Well, partly it was sheer relief. After the failure of last year’s negotiations in Copenhagen, the rather modest step forward achieved in Cancún in 2010 was greeted by most governments enthusiastically. They point to the establishment of new institutions – an Adaptation Committee, a Technology Mechanism and the Green Climate Fund.
The gains made, however, represent incremental progress. Where advances are made, they were on technical issues. Technical issues are important, and can lay a solid basis for action at the national and local levels. But even in this regard, gains were partial, with many matters either put into work programmes or deferred to the next meeting in Durban in December 2011.
From a developing country perspective, there was much conceded. With Kyoto in intensive care, the mandate for a two-track approach is significantly weakened. Instead of firm commitments to reduce emssions in developed countries, the Cancún Agreements only “take note” of targets. Even the weak pledges made are reflected in a treaty, but as “information”. Meanwhile, the system of measuring, reporting and verifying actions by developing countries is being strengthened. Not least, Cancún decided on “international consultation and analysis” – a multi-lateral process that is aimed at ensuring transparency.
Why did developing countries accept these compromises. The US came to Cancún offering “finance for transparency”, and pretty much got that deal. The lure of “fast-start funding” of $30 billion up to 2012 was in the Copenhagen Accord. Now, the money is put into the Green Climate Fund. From early on, Mexican President Calderon had put his support behind a fund. No significant progress was made on scaling up funding to the $100 billion per year in 2020. Despite input in the form of a report by the UN Secretary General’s Advisory Group on Finance, the issue remains where the money will come from – public or private sources. And a conditionality is put in the decision on such funding, that it depends on “meaningful mitigation action and transparency in implementation” by developing countries. At least it should become possible to track funding – a process to enhance reporting on finance by developed countries in their national communications should allow clearer information whether the finance has been delivered – at least across public sources.

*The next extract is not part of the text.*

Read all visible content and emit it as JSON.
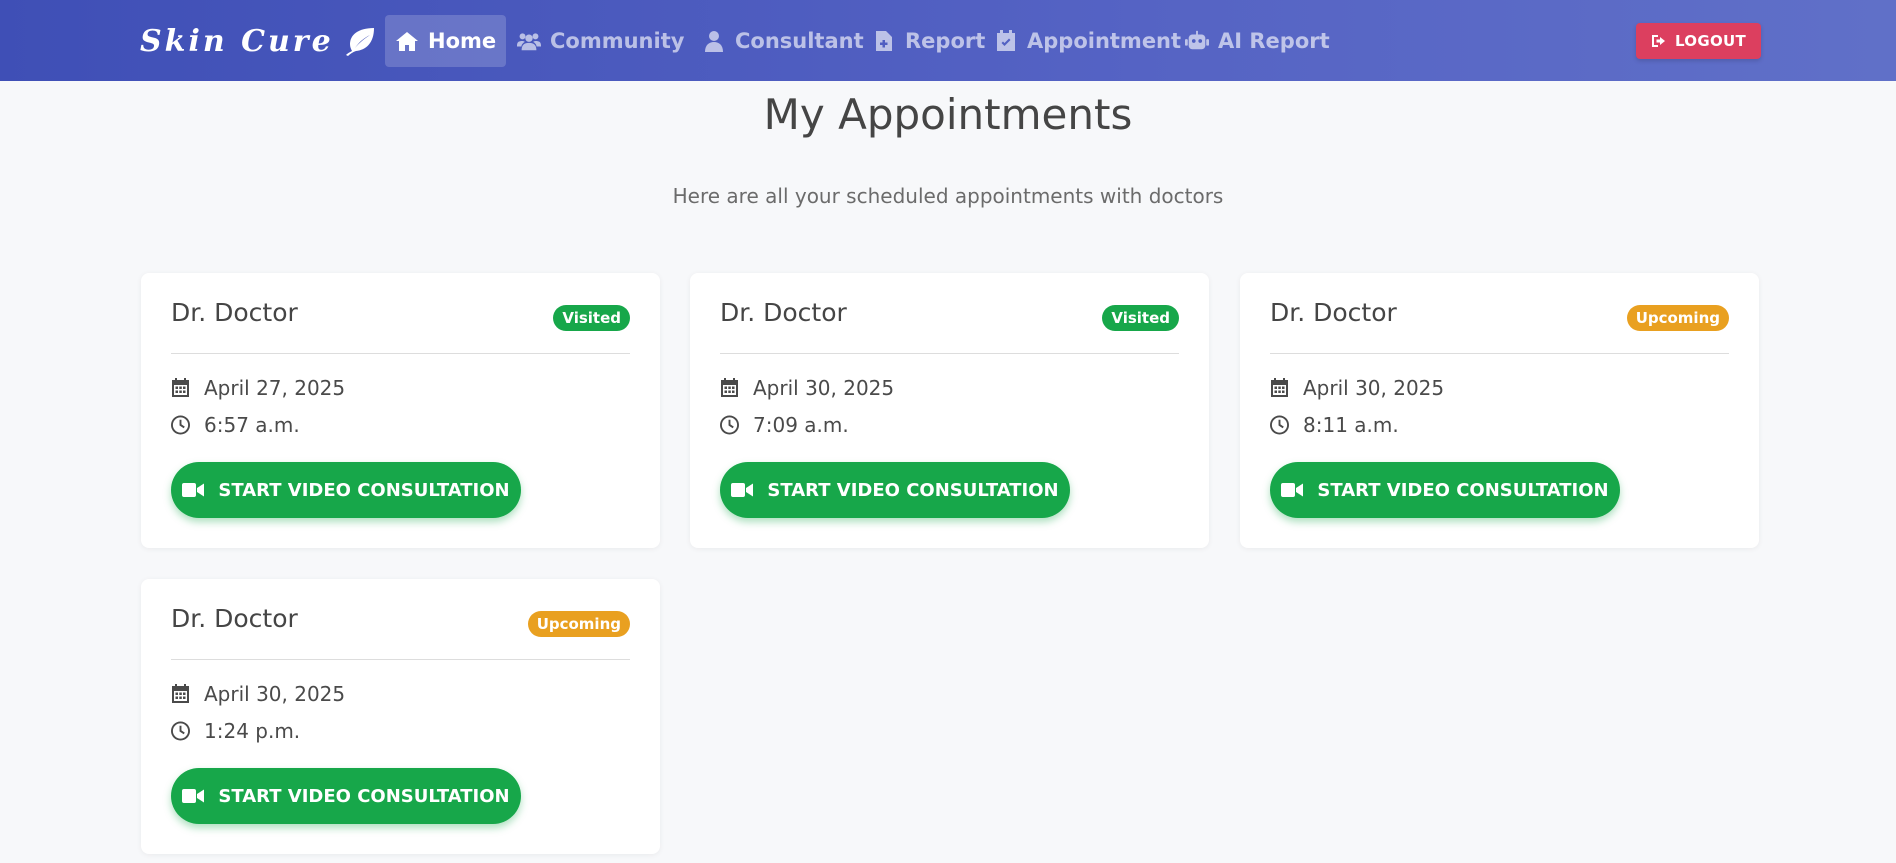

The Adaptation Committee could also become an important institution. Adaptation has been dealt with in a fragmented fashion previously. Now there is a committee, to oversee the Cancun Adaptation Framework. But, on has to add, the implementation still needing to be filled in – and the funding secured. Balance of funding between adaptation and mitigation is agreed in the short-term, but not in the long-term. Given that many major players do not see adaptation as part of the core deal, the future of adaptation and its funding remains an areas of concern.
On technology, too, a Mechanism. This includes a Technology Executive Committee
and a Climate Technology Centre and Network. The functions of the institution to promote technology development and transfer advanced reasonly far. Thorny issues such as intellectual property rights remain, but there seems to be some willingness to enhance cooperation.
Overall, the Cancún agreements are firmly in the realm of incremental progress. The approach is definitely not that of treaties which set clear targets and time-tables. Rather, it is pledge and review.
Will the Cancún Agreements solve the climate problem? Clearly not, certainly not on their own, and without significant further work. The gap between what is politically feasible and what is required by science remains huge. The UNEP report on the emissions gap (see earlier post) made this abundantly clear.
The agreements effectively acknowledge this, by agreeing that a review of adequacy must be conducted from 2013 to 2015. Governments know that what they can agree is not enough. The best, for now, is to agree to look at it again later and to strengthen commitments. Meanwhile, for every extra year spent talking, the gap gets bigger. And the challenge gets greater.